CHRISTCHURCH – New Zealand and South Africa are focusing on the notoriously green Hagley Oval wicket as they draw up battle plans for the first Test starting in Christchurch on Thursday.
New Zealand are desperate for a first series win against South Africa and to prove they can still muster a winning combination despite missing 273 Tests-worth of experience with the absence of Ross Taylor (retired), Kane Williamson (injured) and Trent Boult (paternity leave).
South Africa are thirsting to lift both their world ranking (fifth) and to boost their World Test Championship standing, with the chance to move up to second if they sweep the two-Test series.
But the main talking point for New Zealand captains Tom Latham and South African counterpart Dean Elgar on Wednesday was the bowl-first reputation of the lush Hagley Oval surface.
It will be South Africa's first outing on the Christchurch strip where both Tests of the series will be played.
New Zealand boast an enviable record of seven wins, one defeat and one draw on a wicket that always seems to suit their swing and seam attack.
"It presents opportunities to score runs but also presents opportunities for bowlers with a bit of pace and bounce and a bit of assistance off the wicket," New Zealand skipper Latham said.
"We've played some really good cricket at home now for a long period and I know if we can adapt to the wicket, adapt to the surface, then hopefully we'll give ourselves a good chance of being on the right side."
New Zealand go into the Test on a high after thrashing Bangladesh by an innings and eight wickets on the same ground a month ago and Latham said they have been focusing on their poor record against South Africa who they have beaten just four times in 45 Tests.

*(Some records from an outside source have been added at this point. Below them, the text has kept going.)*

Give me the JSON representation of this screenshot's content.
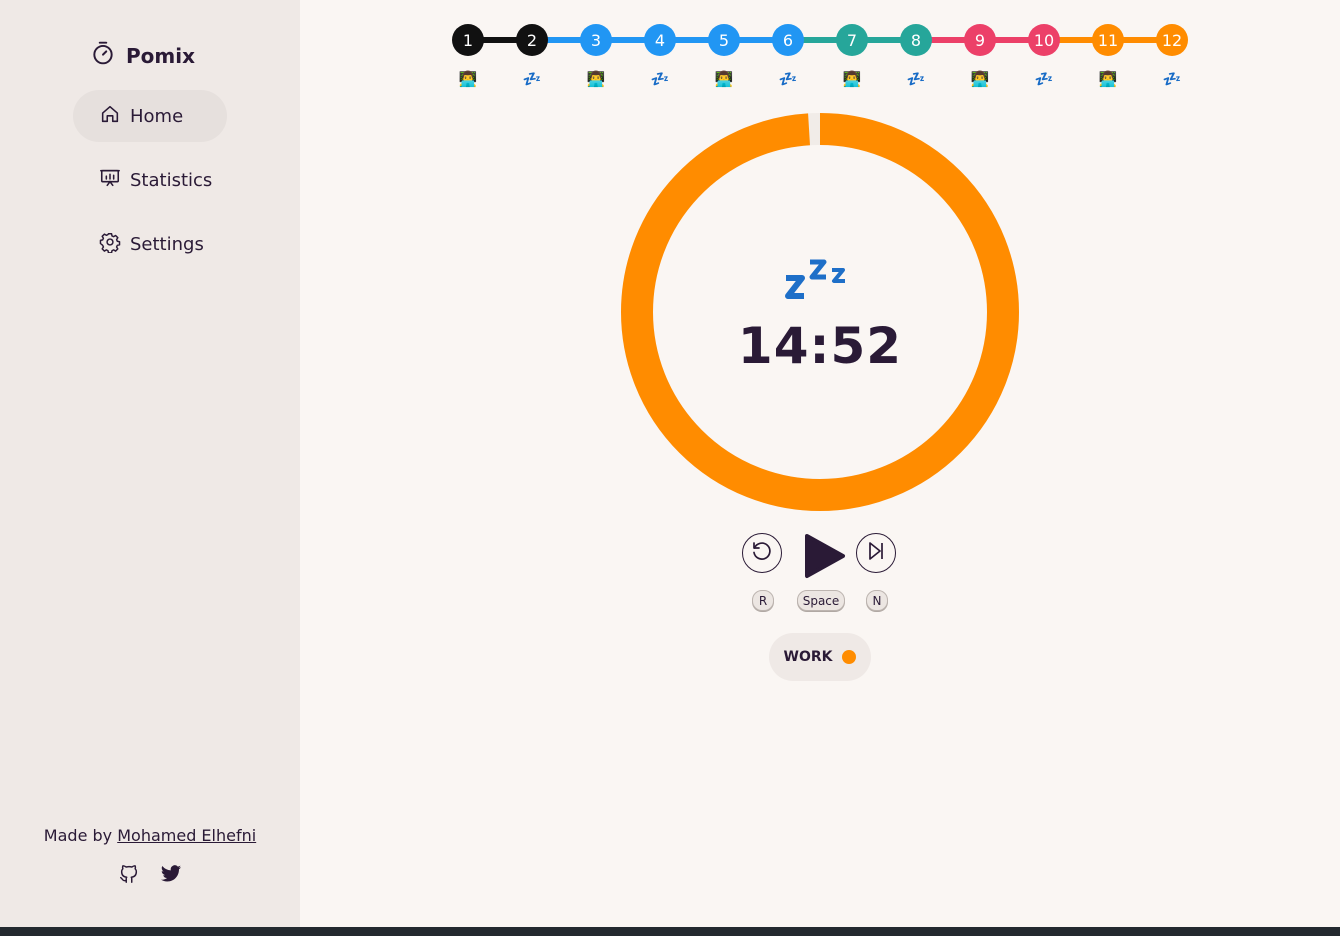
{
  "app": {
    "name": "Pomix",
    "brand_icon": "stopwatch-icon"
  },
  "sidebar": {
    "items": [
      {
        "label": "Home",
        "icon": "home-icon",
        "active": true
      },
      {
        "label": "Statistics",
        "icon": "presentation-chart-icon",
        "active": false
      },
      {
        "label": "Settings",
        "icon": "gear-icon",
        "active": false
      }
    ],
    "footer": {
      "prefix": "Made by",
      "author": "Mohamed Elhefni"
    },
    "social": [
      "github-icon",
      "twitter-icon"
    ]
  },
  "steps": [
    {
      "num": "1",
      "kind": "work",
      "color": "#111111"
    },
    {
      "num": "2",
      "kind": "break",
      "color": "#111111"
    },
    {
      "num": "3",
      "kind": "work",
      "color": "#2196f3"
    },
    {
      "num": "4",
      "kind": "break",
      "color": "#2196f3"
    },
    {
      "num": "5",
      "kind": "work",
      "color": "#2196f3"
    },
    {
      "num": "6",
      "kind": "break",
      "color": "#2196f3"
    },
    {
      "num": "7",
      "kind": "work",
      "color": "#26a69a"
    },
    {
      "num": "8",
      "kind": "break",
      "color": "#26a69a"
    },
    {
      "num": "9",
      "kind": "work",
      "color": "#ec4068"
    },
    {
      "num": "10",
      "kind": "break",
      "color": "#ec4068"
    },
    {
      "num": "11",
      "kind": "work",
      "color": "#ff8c00"
    },
    {
      "num": "12",
      "kind": "break",
      "color": "#ff8c00"
    }
  ],
  "step_emoji": {
    "work": "👨‍💻",
    "break": "💤"
  },
  "timer": {
    "time": "14:52",
    "emoji": "zzz-icon",
    "progress": 0.99,
    "ring_color": "#ff8c00"
  },
  "controls": {
    "reset_icon": "reset-icon",
    "reset_key": "R",
    "play_icon": "play-icon",
    "play_key": "Space",
    "next_icon": "skip-next-icon",
    "next_key": "N"
  },
  "mode": {
    "label": "WORK",
    "color": "#ff8c00"
  }
}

South Africa's preparations for coping with the Hagley Oval conditions have been meticulous, right down to pinpointing the best time to score runs.
"Sometimes you can get carried away when you see green grass. You might not execute your skill or line and length because you think the grass is going to do everything," Elgar said.
"From a batting point of view we have to be very strong in our defence and strong in our leave and we've got to set up our batting innings in order for us to score runs later on in the afternoon.
"From what I've experienced in the nets we've had it's been a pretty good competition between bat and ball."
Like New Zealand, South Africa are without key players with Keegan Petersen (COVID-19) and Anrich Nortje (injured) absent.
Elgar indicated Sarel Erwee is in line to replace Petersen, batting at number three for his Test debut, while they have six quick bowlers in their squad to ensure adequate cover for Nortje, with Kagiso Rabada, Lungi Ngidi and Marco Jansen likely to lead the attack.